A. Short answer is (I think) it’s very unlikely. Whilst it’s true research could be funded by a company without interference, in practice this rarely happens. There’s a few thing that mean no interference in this research is unlikely:
- Ben Goldacre points out that many of the funding deals include gagging clauses so that if the company decides they don’t like the results they can hide them and the researcher is powerless to intervene. Obviously the researcher doesn’t have to admit whether they’ve signed a gagging clause.
- One of the studies (Alfonso et al., 2005) indicates Merck actually helped write the paper. That’s interference.
- And of course the other indication of interference is the actual results of these studies. Which is that for men, hair loss has a devastating impact psychologically and needs remedying, the report invariably concludes. What remedy? Well the authors don’t go so far as to say pharmaceutical ones, that would be too blatant. But you just need to visit one of the hair loss support websites (funded by Merck) pretending to be about support but actually really just promoting pharmaceutical treatments. Also note research that isn’t funded by these companies actually finds men who accept their hair loss suffer less psychological distress than men who try to battle it or disguise it (Kranz, 2011). But no one’s talking about these findings are they?

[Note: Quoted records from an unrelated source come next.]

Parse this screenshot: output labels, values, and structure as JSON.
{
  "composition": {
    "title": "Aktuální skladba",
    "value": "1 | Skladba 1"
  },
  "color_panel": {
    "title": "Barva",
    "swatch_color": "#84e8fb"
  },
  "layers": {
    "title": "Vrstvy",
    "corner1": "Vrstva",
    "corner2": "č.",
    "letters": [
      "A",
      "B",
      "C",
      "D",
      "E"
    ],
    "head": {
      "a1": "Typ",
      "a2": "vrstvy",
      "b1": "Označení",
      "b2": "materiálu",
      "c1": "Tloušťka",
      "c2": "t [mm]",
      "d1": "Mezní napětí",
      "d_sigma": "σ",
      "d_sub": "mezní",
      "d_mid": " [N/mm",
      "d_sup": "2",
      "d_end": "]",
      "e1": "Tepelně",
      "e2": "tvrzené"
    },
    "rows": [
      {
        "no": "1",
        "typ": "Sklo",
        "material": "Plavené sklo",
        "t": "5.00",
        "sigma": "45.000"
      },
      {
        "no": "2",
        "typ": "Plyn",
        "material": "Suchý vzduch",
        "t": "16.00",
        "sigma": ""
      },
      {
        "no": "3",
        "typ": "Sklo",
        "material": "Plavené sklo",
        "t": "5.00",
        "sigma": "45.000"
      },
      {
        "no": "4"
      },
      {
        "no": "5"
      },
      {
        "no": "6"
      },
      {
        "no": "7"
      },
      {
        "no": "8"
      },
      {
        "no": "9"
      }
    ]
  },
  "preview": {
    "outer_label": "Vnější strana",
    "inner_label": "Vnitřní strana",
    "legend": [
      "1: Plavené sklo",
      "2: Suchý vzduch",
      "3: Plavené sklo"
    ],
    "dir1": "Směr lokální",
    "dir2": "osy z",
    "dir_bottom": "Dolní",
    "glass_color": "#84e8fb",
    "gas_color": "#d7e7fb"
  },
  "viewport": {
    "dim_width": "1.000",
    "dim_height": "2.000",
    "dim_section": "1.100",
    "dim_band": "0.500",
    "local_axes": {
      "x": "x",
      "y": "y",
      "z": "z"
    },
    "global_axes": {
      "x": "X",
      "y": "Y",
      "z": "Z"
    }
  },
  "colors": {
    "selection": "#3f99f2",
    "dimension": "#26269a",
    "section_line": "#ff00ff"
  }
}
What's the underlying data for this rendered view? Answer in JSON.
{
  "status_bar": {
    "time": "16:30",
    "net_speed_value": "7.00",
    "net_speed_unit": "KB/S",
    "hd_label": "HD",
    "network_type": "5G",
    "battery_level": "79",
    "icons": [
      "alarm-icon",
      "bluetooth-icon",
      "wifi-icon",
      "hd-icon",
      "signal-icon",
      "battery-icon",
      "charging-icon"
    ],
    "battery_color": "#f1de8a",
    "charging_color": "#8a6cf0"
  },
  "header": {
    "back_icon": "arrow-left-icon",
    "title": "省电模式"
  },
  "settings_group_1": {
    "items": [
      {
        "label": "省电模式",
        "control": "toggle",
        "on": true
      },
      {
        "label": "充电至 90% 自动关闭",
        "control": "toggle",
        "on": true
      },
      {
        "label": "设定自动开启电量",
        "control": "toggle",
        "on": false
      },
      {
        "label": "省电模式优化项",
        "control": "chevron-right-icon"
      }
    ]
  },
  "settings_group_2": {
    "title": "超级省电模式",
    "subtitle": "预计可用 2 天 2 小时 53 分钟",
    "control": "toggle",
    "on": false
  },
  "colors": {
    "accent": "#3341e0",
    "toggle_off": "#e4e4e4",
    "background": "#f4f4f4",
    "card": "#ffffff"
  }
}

If the studies are interfered with why are the authors upfront about being funded then?
Because they have to be. Journal or university make researchers acknowledge any funding. Of course, apart from these minimal footnotes or acknowledgments these studies still look neutral. They don’t specify the extent to which the company had access to the data or writing the report after all. And remember researchers are trained to write objectively. The papers are published in academic journals and accessed through academic databases. This all means the studies look legit and neutral. So anyone reading the study is unlikely to be skeptical. Plus by the time the media pick up the study and cocks around with its findings the funding acknowledgements invariably gets lost.
As I said before – when men think they are being offered support or reading a neutral research paper they are actually being given the hard sell. Hair loss sufferers have it bad already; many don’t like to admit what’s bothering them and are desperate for a solution. So this IS a vulnerable group that pharma and researchers are exploiting. That, to me, is very shameful.
Update 27/5/14: I have since heard that at least one of the authors above has done research on hair loss but was banned from publishing it because the pharmaceutical sponsor didn’t like the results. I don’t want to sound dramatic – and it’s not the mafia – but I have been warned against writing this post and identifying who it is because they’re big in the field and might just blacklist me or something. I’m sure they wouldn’t/couldn’t, right?